== Listed entries ==
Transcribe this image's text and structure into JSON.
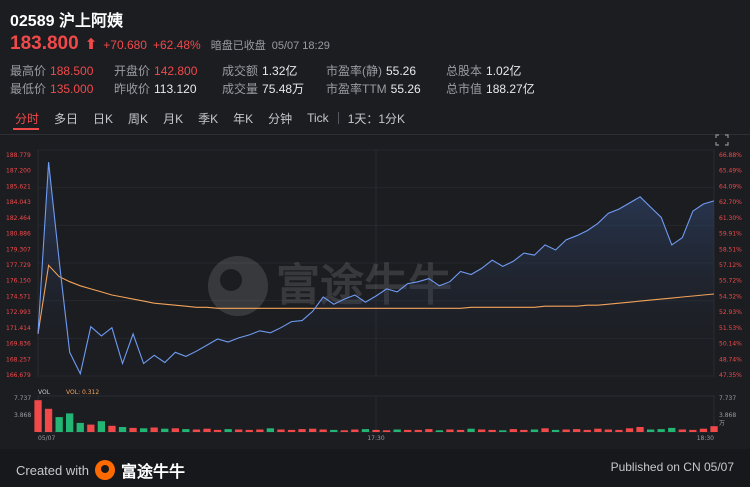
{
  "header": {
    "code": "02589",
    "name": "沪上阿姨",
    "price": "183.800",
    "change": "+70.680",
    "change_pct": "+62.48%",
    "status": "暗盘已收盘",
    "datetime": "05/07 18:29"
  },
  "stats": {
    "high_label": "最高价",
    "high": "188.500",
    "open_label": "开盘价",
    "open": "142.800",
    "turnover_label": "成交额",
    "turnover": "1.32亿",
    "pe_static_label": "市盈率(静)",
    "pe_static": "55.26",
    "total_shares_label": "总股本",
    "total_shares": "1.02亿",
    "low_label": "最低价",
    "low": "135.000",
    "prev_close_label": "昨收价",
    "prev_close": "113.120",
    "volume_label": "成交量",
    "volume": "75.48万",
    "pe_ttm_label": "市盈率TTM",
    "pe_ttm": "55.26",
    "market_cap_label": "总市值",
    "market_cap": "188.27亿"
  },
  "tabs": [
    "分时",
    "多日",
    "日K",
    "周K",
    "月K",
    "季K",
    "年K",
    "分钟",
    "Tick"
  ],
  "active_tab": "分时",
  "period_selector": "1天：1分K",
  "chart_data": {
    "type": "line",
    "price_ticks": [
      "188.779",
      "187.200",
      "185.621",
      "184.043",
      "182.464",
      "180.886",
      "179.307",
      "177.729",
      "176.150",
      "174.571",
      "172.993",
      "171.414",
      "169.836",
      "168.257",
      "166.679"
    ],
    "pct_ticks": [
      "66.88%",
      "65.49%",
      "64.09%",
      "62.70%",
      "61.30%",
      "59.91%",
      "58.51%",
      "57.12%",
      "55.72%",
      "54.32%",
      "52.93%",
      "51.53%",
      "50.14%",
      "48.74%",
      "47.35%"
    ],
    "ylim": [
      166.679,
      188.779
    ],
    "price_series": [
      170.8,
      187.6,
      178.0,
      169.0,
      166.9,
      171.5,
      170.6,
      171.4,
      167.9,
      170.8,
      167.9,
      168.7,
      168.0,
      169.0,
      168.6,
      169.1,
      169.7,
      170.3,
      170.0,
      170.4,
      170.7,
      171.1,
      170.9,
      171.4,
      172.0,
      172.1,
      173.0,
      174.4,
      173.7,
      174.2,
      174.6,
      173.9,
      174.5,
      175.2,
      174.9,
      175.7,
      175.9,
      176.2,
      175.5,
      175.9,
      176.9,
      176.6,
      177.2,
      178.0,
      177.4,
      177.9,
      178.7,
      178.5,
      179.5,
      179.0,
      180.0,
      180.4,
      180.9,
      181.6,
      182.6,
      183.0,
      183.6,
      184.2,
      183.2,
      182.2,
      179.5,
      180.2,
      182.8,
      183.5,
      183.8
    ],
    "avg_series": [
      170.8,
      177.5,
      176.4,
      175.9,
      175.5,
      175.2,
      174.9,
      174.6,
      174.4,
      174.2,
      174.0,
      173.8,
      173.7,
      173.6,
      173.5,
      173.4,
      173.4,
      173.3,
      173.3,
      173.3,
      173.3,
      173.3,
      173.3,
      173.3,
      173.3,
      173.3,
      173.3,
      173.3,
      173.3,
      173.3,
      173.3,
      173.3,
      173.3,
      173.3,
      173.3,
      173.3,
      173.3,
      173.3,
      173.3,
      173.3,
      173.3,
      173.4,
      173.4,
      173.4,
      173.4,
      173.4,
      173.4,
      173.4,
      173.5,
      173.5,
      173.5,
      173.5,
      173.6,
      173.6,
      173.7,
      173.8,
      173.9,
      174.0,
      174.1,
      174.2,
      174.3,
      174.4,
      174.5,
      174.6,
      174.7
    ],
    "volume_ticks": [
      "7.737",
      "3.868",
      "万"
    ],
    "volume_legend": "VOL",
    "volume_value_label": "VOL: 0.312",
    "volume_series": [
      7.7,
      5.6,
      3.6,
      4.5,
      2.2,
      1.8,
      2.6,
      1.5,
      1.2,
      1.0,
      0.9,
      1.1,
      0.8,
      0.9,
      0.7,
      0.6,
      0.8,
      0.5,
      0.7,
      0.6,
      0.5,
      0.6,
      0.9,
      0.6,
      0.5,
      0.7,
      0.8,
      0.6,
      0.5,
      0.4,
      0.6,
      0.7,
      0.5,
      0.4,
      0.6,
      0.5,
      0.5,
      0.7,
      0.4,
      0.6,
      0.5,
      0.8,
      0.6,
      0.5,
      0.4,
      0.7,
      0.5,
      0.6,
      0.9,
      0.5,
      0.6,
      0.7,
      0.5,
      0.8,
      0.6,
      0.5,
      0.9,
      1.2,
      0.6,
      0.7,
      1.0,
      0.6,
      0.5,
      0.8,
      1.4
    ],
    "x_labels": [
      "05/07",
      "17:30",
      "18:30"
    ],
    "colors": {
      "price_line": "#6f9bf2",
      "avg_line": "#f2a35a",
      "up": "#f1494a",
      "down": "#22b573"
    }
  },
  "watermark": "富途牛牛",
  "footer": {
    "created_with": "Created with",
    "brand": "富途牛牛",
    "published": "Published on CN 05/07"
  }
}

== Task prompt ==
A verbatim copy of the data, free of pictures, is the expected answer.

== Exercise response ==
Transcribe this image's text and structure into JSON.
{
  "header": {
    "code": "02589",
    "name": "沪上阿姨",
    "price": "183.800",
    "change": "+70.680",
    "change_pct": "+62.48%",
    "status": "暗盘已收盘",
    "datetime": "05/07 18:29"
  },
  "stats": {
    "high_label": "最高价",
    "high": "188.500",
    "open_label": "开盘价",
    "open": "142.800",
    "turnover_label": "成交额",
    "turnover": "1.32亿",
    "pe_static_label": "市盈率(静)",
    "pe_static": "55.26",
    "total_shares_label": "总股本",
    "total_shares": "1.02亿",
    "low_label": "最低价",
    "low": "135.000",
    "prev_close_label": "昨收价",
    "prev_close": "113.120",
    "volume_label": "成交量",
    "volume": "75.48万",
    "pe_ttm_label": "市盈率TTM",
    "pe_ttm": "55.26",
    "market_cap_label": "总市值",
    "market_cap": "188.27亿"
  },
  "tabs": [
    "分时",
    "多日",
    "日K",
    "周K",
    "月K",
    "季K",
    "年K",
    "分钟",
    "Tick"
  ],
  "active_tab": "分时",
  "period_selector": "1天：1分K",
  "chart_data": {
    "type": "line",
    "price_ticks": [
      "188.779",
      "187.200",
      "185.621",
      "184.043",
      "182.464",
      "180.886",
      "179.307",
      "177.729",
      "176.150",
      "174.571",
      "172.993",
      "171.414",
      "169.836",
      "168.257",
      "166.679"
    ],
    "pct_ticks": [
      "66.88%",
      "65.49%",
      "64.09%",
      "62.70%",
      "61.30%",
      "59.91%",
      "58.51%",
      "57.12%",
      "55.72%",
      "54.32%",
      "52.93%",
      "51.53%",
      "50.14%",
      "48.74%",
      "47.35%"
    ],
    "ylim": [
      166.679,
      188.779
    ],
    "price_series": [
      170.8,
      187.6,
      178.0,
      169.0,
      166.9,
      171.5,
      170.6,
      171.4,
      167.9,
      170.8,
      167.9,
      168.7,
      168.0,
      169.0,
      168.6,
      169.1,
      169.7,
      170.3,
      170.0,
      170.4,
      170.7,
      171.1,
      170.9,
      171.4,
      172.0,
      172.1,
      173.0,
      174.4,
      173.7,
      174.2,
      174.6,
      173.9,
      174.5,
      175.2,
      174.9,
      175.7,
      175.9,
      176.2,
      175.5,
      175.9,
      176.9,
      176.6,
      177.2,
      178.0,
      177.4,
      177.9,
      178.7,
      178.5,
      179.5,
      179.0,
      180.0,
      180.4,
      180.9,
      181.6,
      182.6,
      183.0,
      183.6,
      184.2,
      183.2,
      182.2,
      179.5,
      180.2,
      182.8,
      183.5,
      183.8
    ],
    "avg_series": [
      170.8,
      177.5,
      176.4,
      175.9,
      175.5,
      175.2,
      174.9,
      174.6,
      174.4,
      174.2,
      174.0,
      173.8,
      173.7,
      173.6,
      173.5,
      173.4,
      173.4,
      173.3,
      173.3,
      173.3,
      173.3,
      173.3,
      173.3,
      173.3,
      173.3,
      173.3,
      173.3,
      173.3,
      173.3,
      173.3,
      173.3,
      173.3,
      173.3,
      173.3,
      173.3,
      173.3,
      173.3,
      173.3,
      173.3,
      173.3,
      173.3,
      173.4,
      173.4,
      173.4,
      173.4,
      173.4,
      173.4,
      173.4,
      173.5,
      173.5,
      173.5,
      173.5,
      173.6,
      173.6,
      173.7,
      173.8,
      173.9,
      174.0,
      174.1,
      174.2,
      174.3,
      174.4,
      174.5,
      174.6,
      174.7
    ],
    "volume_ticks": [
      "7.737",
      "3.868",
      "万"
    ],
    "volume_legend": "VOL",
    "volume_value_label": "VOL: 0.312",
    "volume_series": [
      7.7,
      5.6,
      3.6,
      4.5,
      2.2,
      1.8,
      2.6,
      1.5,
      1.2,
      1.0,
      0.9,
      1.1,
      0.8,
      0.9,
      0.7,
      0.6,
      0.8,
      0.5,
      0.7,
      0.6,
      0.5,
      0.6,
      0.9,
      0.6,
      0.5,
      0.7,
      0.8,
      0.6,
      0.5,
      0.4,
      0.6,
      0.7,
      0.5,
      0.4,
      0.6,
      0.5,
      0.5,
      0.7,
      0.4,
      0.6,
      0.5,
      0.8,
      0.6,
      0.5,
      0.4,
      0.7,
      0.5,
      0.6,
      0.9,
      0.5,
      0.6,
      0.7,
      0.5,
      0.8,
      0.6,
      0.5,
      0.9,
      1.2,
      0.6,
      0.7,
      1.0,
      0.6,
      0.5,
      0.8,
      1.4
    ],
    "x_labels": [
      "05/07",
      "17:30",
      "18:30"
    ],
    "colors": {
      "price_line": "#6f9bf2",
      "avg_line": "#f2a35a",
      "up": "#f1494a",
      "down": "#22b573"
    }
  },
  "watermark": "富途牛牛",
  "footer": {
    "created_with": "Created with",
    "brand": "富途牛牛",
    "published": "Published on CN 05/07"
  }
}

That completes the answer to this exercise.